▶ _Problem requirements_: An exact reproduction of the data below is expected, free of images.

Dataset rows describing interfaces:

---*---

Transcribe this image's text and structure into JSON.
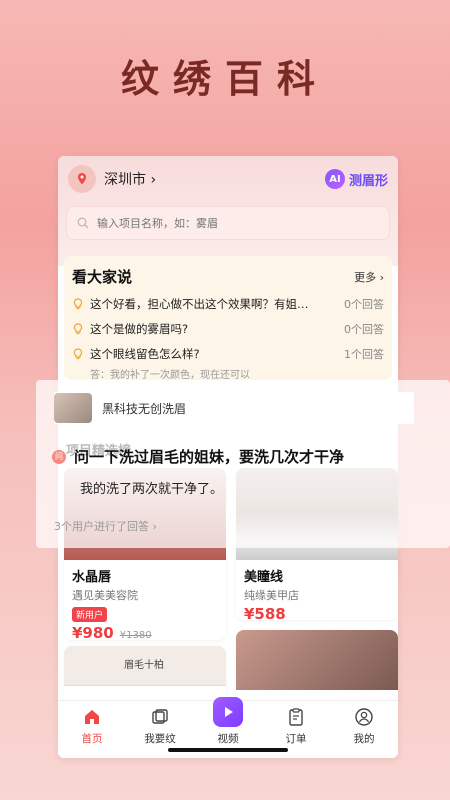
{
  "headline": "纹绣百科",
  "header": {
    "city": "深圳市 ›",
    "ai_label": "测眉形",
    "ai_badge_text": "AI"
  },
  "search": {
    "placeholder": "输入项目名称，如：雾眉"
  },
  "qa_section": {
    "title": "看大家说",
    "more_label": "更多 ›",
    "items": [
      {
        "question": "这个好看，担心做不出这个效果啊？有姐…",
        "count": "0个回答"
      },
      {
        "question": "这个是做的雾眉吗?",
        "count": "0个回答"
      },
      {
        "question": "这个眼线留色怎么样?",
        "count": "1个回答"
      }
    ],
    "answer_preview": "答：我的补了一次颜色，现在还可以"
  },
  "overlay": {
    "item_label": "黑科技无创洗眉",
    "section_title": "项目精选榜",
    "ask_badge": "问",
    "question": "问一下洗过眉毛的姐妹，要洗几次才干净",
    "answer": "我的洗了两次就干净了。",
    "meta": "3个用户进行了回答 ›"
  },
  "products": [
    {
      "name": "水晶唇",
      "shop": "遇见美美容院",
      "tag": "新用户",
      "price": "¥980",
      "original_price": "¥1380"
    },
    {
      "name": "美瞳线",
      "shop": "纯缘美甲店",
      "price": "¥588"
    }
  ],
  "brow_card_label": "眉毛十柏",
  "tabbar": {
    "items": [
      {
        "label": "首页",
        "icon": "home-icon",
        "active": true
      },
      {
        "label": "我要纹",
        "icon": "stack-icon",
        "active": false
      },
      {
        "label": "视频",
        "icon": "play-icon",
        "active": false
      },
      {
        "label": "订单",
        "icon": "clipboard-icon",
        "active": false
      },
      {
        "label": "我的",
        "icon": "user-icon",
        "active": false
      }
    ]
  },
  "colors": {
    "accent": "#f04848",
    "background": "#f4a29f",
    "video_button": "#8b4cff"
  }
}
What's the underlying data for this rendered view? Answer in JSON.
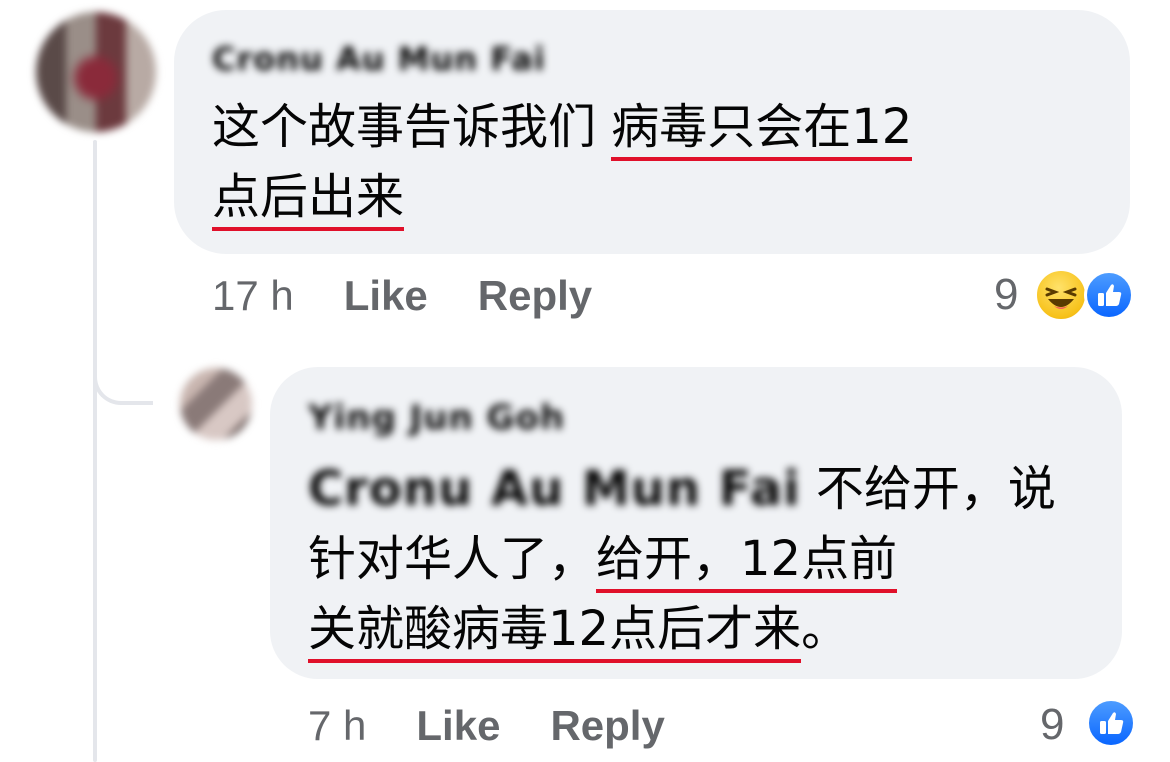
{
  "comments": [
    {
      "author": "Cronu Au Mun Fai",
      "text": {
        "lead": "这个故事告诉我们 ",
        "u1": "病毒只会在12",
        "u2": "点后出来"
      },
      "time": "17 h",
      "like_label": "Like",
      "reply_label": "Reply",
      "reaction_count": "9",
      "reaction_icons": [
        "haha-icon",
        "like-icon"
      ]
    },
    {
      "author": "Ying Jun Goh",
      "mention": "Cronu Au Mun Fai",
      "text": {
        "l1": " 不给开，说",
        "l2a": "针对华人了，",
        "l2u": "给开，12点前",
        "l3u": "关就酸病毒12点后才来",
        "l3b": "。"
      },
      "time": "7 h",
      "like_label": "Like",
      "reply_label": "Reply",
      "reaction_count": "9",
      "reaction_icons": [
        "like-icon"
      ]
    }
  ],
  "colors": {
    "bubble": "#f0f2f5",
    "meta_text": "#65676b",
    "underline": "#e0102a",
    "like_blue": "#0a66ff",
    "haha_yellow": "#f7c21b"
  }
}
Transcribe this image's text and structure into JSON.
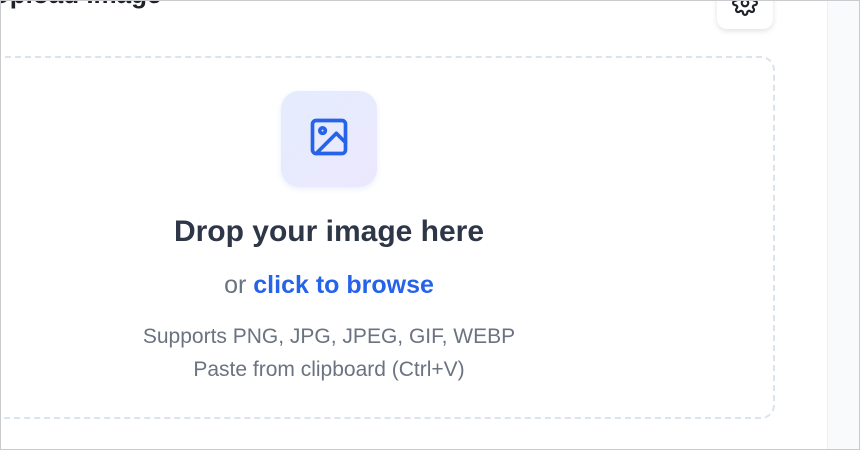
{
  "header": {
    "title": "Upload Image",
    "settings_icon": "gear-icon"
  },
  "dropzone": {
    "icon": "image-icon",
    "title": "Drop your image here",
    "or_text": "or",
    "browse_link": "click to browse",
    "formats_hint": "Supports PNG, JPG, JPEG, GIF, WEBP",
    "paste_hint": "Paste from clipboard (Ctrl+V)"
  },
  "colors": {
    "accent": "#2563eb",
    "title_text": "#2d3748",
    "muted_text": "#6b7280",
    "dashed_border": "#dbe3ec"
  }
}
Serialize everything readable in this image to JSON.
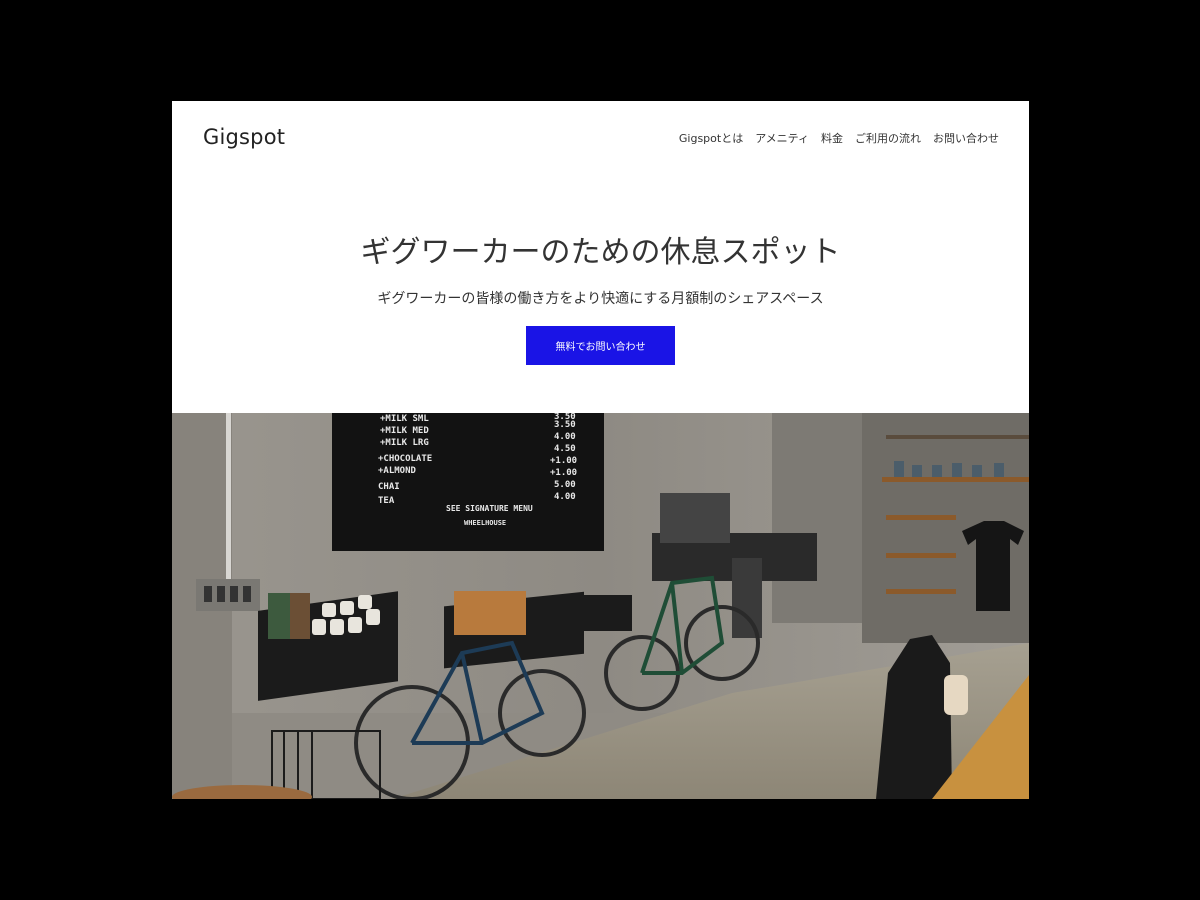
{
  "header": {
    "logo": "Gigspot",
    "nav": [
      {
        "label": "Gigspotとは"
      },
      {
        "label": "アメニティ"
      },
      {
        "label": "料金"
      },
      {
        "label": "ご利用の流れ"
      },
      {
        "label": "お問い合わせ"
      }
    ]
  },
  "hero": {
    "title": "ギグワーカーのための休息スポット",
    "subtitle": "ギグワーカーの皆様の働き方をより快適にする月額制のシェアスペース",
    "cta_label": "無料でお問い合わせ",
    "cta_color": "#1a14e6"
  },
  "photo": {
    "menu_board": {
      "lines": [
        "+MILK  SML",
        "+MILK  MED",
        "+MILK  LRG",
        "+CHOCOLATE",
        "+ALMOND",
        "CHAI",
        "TEA"
      ],
      "prices": [
        "3.50",
        "3.50",
        "4.00",
        "4.50",
        "+1.00",
        "+1.00",
        "5.00",
        "4.00"
      ],
      "footer": "SEE SIGNATURE MENU",
      "brand": "WHEELHOUSE"
    }
  }
}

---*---

▶ _Task answer_:
Transcribe this image's text and structure into JSON.
{
  "headline": "纹绣百科",
  "header": {
    "city": "深圳市 ›",
    "ai_label": "测眉形",
    "ai_badge_text": "AI"
  },
  "search": {
    "placeholder": "输入项目名称，如：雾眉"
  },
  "qa_section": {
    "title": "看大家说",
    "more_label": "更多 ›",
    "items": [
      {
        "question": "这个好看，担心做不出这个效果啊？有姐…",
        "count": "0个回答"
      },
      {
        "question": "这个是做的雾眉吗?",
        "count": "0个回答"
      },
      {
        "question": "这个眼线留色怎么样?",
        "count": "1个回答"
      }
    ],
    "answer_preview": "答：我的补了一次颜色，现在还可以"
  },
  "overlay": {
    "item_label": "黑科技无创洗眉",
    "section_title": "项目精选榜",
    "ask_badge": "问",
    "question": "问一下洗过眉毛的姐妹，要洗几次才干净",
    "answer": "我的洗了两次就干净了。",
    "meta": "3个用户进行了回答 ›"
  },
  "products": [
    {
      "name": "水晶唇",
      "shop": "遇见美美容院",
      "tag": "新用户",
      "price": "¥980",
      "original_price": "¥1380"
    },
    {
      "name": "美瞳线",
      "shop": "纯缘美甲店",
      "price": "¥588"
    }
  ],
  "brow_card_label": "眉毛十柏",
  "tabbar": {
    "items": [
      {
        "label": "首页",
        "icon": "home-icon",
        "active": true
      },
      {
        "label": "我要纹",
        "icon": "stack-icon",
        "active": false
      },
      {
        "label": "视频",
        "icon": "play-icon",
        "active": false
      },
      {
        "label": "订单",
        "icon": "clipboard-icon",
        "active": false
      },
      {
        "label": "我的",
        "icon": "user-icon",
        "active": false
      }
    ]
  },
  "colors": {
    "accent": "#f04848",
    "background": "#f4a29f",
    "video_button": "#8b4cff"
  }
}
What's the underlying data for this rendered view? Answer in JSON.
{
  "comments": [
    {
      "author": "Cronu Au Mun Fai",
      "text": {
        "lead": "这个故事告诉我们 ",
        "u1": "病毒只会在12",
        "u2": "点后出来"
      },
      "time": "17 h",
      "like_label": "Like",
      "reply_label": "Reply",
      "reaction_count": "9",
      "reaction_icons": [
        "haha-icon",
        "like-icon"
      ]
    },
    {
      "author": "Ying Jun Goh",
      "mention": "Cronu Au Mun Fai",
      "text": {
        "l1": " 不给开，说",
        "l2a": "针对华人了，",
        "l2u": "给开，12点前",
        "l3u": "关就酸病毒12点后才来",
        "l3b": "。"
      },
      "time": "7 h",
      "like_label": "Like",
      "reply_label": "Reply",
      "reaction_count": "9",
      "reaction_icons": [
        "like-icon"
      ]
    }
  ],
  "colors": {
    "bubble": "#f0f2f5",
    "meta_text": "#65676b",
    "underline": "#e0102a",
    "like_blue": "#0a66ff",
    "haha_yellow": "#f7c21b"
  }
}
Transcribe this image's text and structure into JSON.
{
  "header": {
    "title": "Upload Image",
    "settings_icon": "gear-icon"
  },
  "dropzone": {
    "icon": "image-icon",
    "title": "Drop your image here",
    "or_text": "or",
    "browse_link": "click to browse",
    "formats_hint": "Supports PNG, JPG, JPEG, GIF, WEBP",
    "paste_hint": "Paste from clipboard (Ctrl+V)"
  },
  "colors": {
    "accent": "#2563eb",
    "title_text": "#2d3748",
    "muted_text": "#6b7280",
    "dashed_border": "#dbe3ec"
  }
}
Serialize everything readable in this image to JSON.
{
  "header": {
    "logo": "Gigspot",
    "nav": [
      {
        "label": "Gigspotとは"
      },
      {
        "label": "アメニティ"
      },
      {
        "label": "料金"
      },
      {
        "label": "ご利用の流れ"
      },
      {
        "label": "お問い合わせ"
      }
    ]
  },
  "hero": {
    "title": "ギグワーカーのための休息スポット",
    "subtitle": "ギグワーカーの皆様の働き方をより快適にする月額制のシェアスペース",
    "cta_label": "無料でお問い合わせ",
    "cta_color": "#1a14e6"
  },
  "photo": {
    "menu_board": {
      "lines": [
        "+MILK  SML",
        "+MILK  MED",
        "+MILK  LRG",
        "+CHOCOLATE",
        "+ALMOND",
        "CHAI",
        "TEA"
      ],
      "prices": [
        "3.50",
        "3.50",
        "4.00",
        "4.50",
        "+1.00",
        "+1.00",
        "5.00",
        "4.00"
      ],
      "footer": "SEE SIGNATURE MENU",
      "brand": "WHEELHOUSE"
    }
  }
}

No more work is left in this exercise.